All entries are to be copied verbatim, while the pictures stay out.

EXERCISE DATA:
/---
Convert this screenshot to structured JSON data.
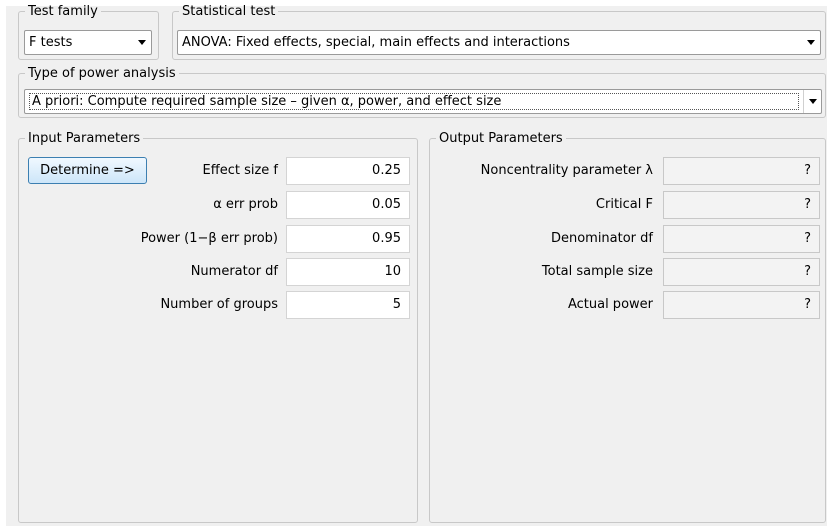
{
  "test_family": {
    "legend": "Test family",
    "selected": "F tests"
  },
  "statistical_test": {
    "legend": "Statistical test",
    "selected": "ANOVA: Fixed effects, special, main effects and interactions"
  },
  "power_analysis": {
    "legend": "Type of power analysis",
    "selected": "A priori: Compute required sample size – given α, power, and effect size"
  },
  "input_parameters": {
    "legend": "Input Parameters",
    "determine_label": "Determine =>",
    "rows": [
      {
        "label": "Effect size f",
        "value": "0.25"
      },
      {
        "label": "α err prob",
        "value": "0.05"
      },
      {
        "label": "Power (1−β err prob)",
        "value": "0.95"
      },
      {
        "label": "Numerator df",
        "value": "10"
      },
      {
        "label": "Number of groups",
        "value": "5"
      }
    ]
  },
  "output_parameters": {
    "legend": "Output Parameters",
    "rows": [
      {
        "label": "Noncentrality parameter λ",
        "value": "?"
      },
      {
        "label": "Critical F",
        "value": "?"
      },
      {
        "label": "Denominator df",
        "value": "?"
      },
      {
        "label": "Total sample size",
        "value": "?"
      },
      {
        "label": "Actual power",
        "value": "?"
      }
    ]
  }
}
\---
EXERCISE RESULT:
Convert this screenshot to structured JSON data.
{
  "test_family": {
    "legend": "Test family",
    "selected": "F tests"
  },
  "statistical_test": {
    "legend": "Statistical test",
    "selected": "ANOVA: Fixed effects, special, main effects and interactions"
  },
  "power_analysis": {
    "legend": "Type of power analysis",
    "selected": "A priori: Compute required sample size – given α, power, and effect size"
  },
  "input_parameters": {
    "legend": "Input Parameters",
    "determine_label": "Determine =>",
    "rows": [
      {
        "label": "Effect size f",
        "value": "0.25"
      },
      {
        "label": "α err prob",
        "value": "0.05"
      },
      {
        "label": "Power (1−β err prob)",
        "value": "0.95"
      },
      {
        "label": "Numerator df",
        "value": "10"
      },
      {
        "label": "Number of groups",
        "value": "5"
      }
    ]
  },
  "output_parameters": {
    "legend": "Output Parameters",
    "rows": [
      {
        "label": "Noncentrality parameter λ",
        "value": "?"
      },
      {
        "label": "Critical F",
        "value": "?"
      },
      {
        "label": "Denominator df",
        "value": "?"
      },
      {
        "label": "Total sample size",
        "value": "?"
      },
      {
        "label": "Actual power",
        "value": "?"
      }
    ]
  }
}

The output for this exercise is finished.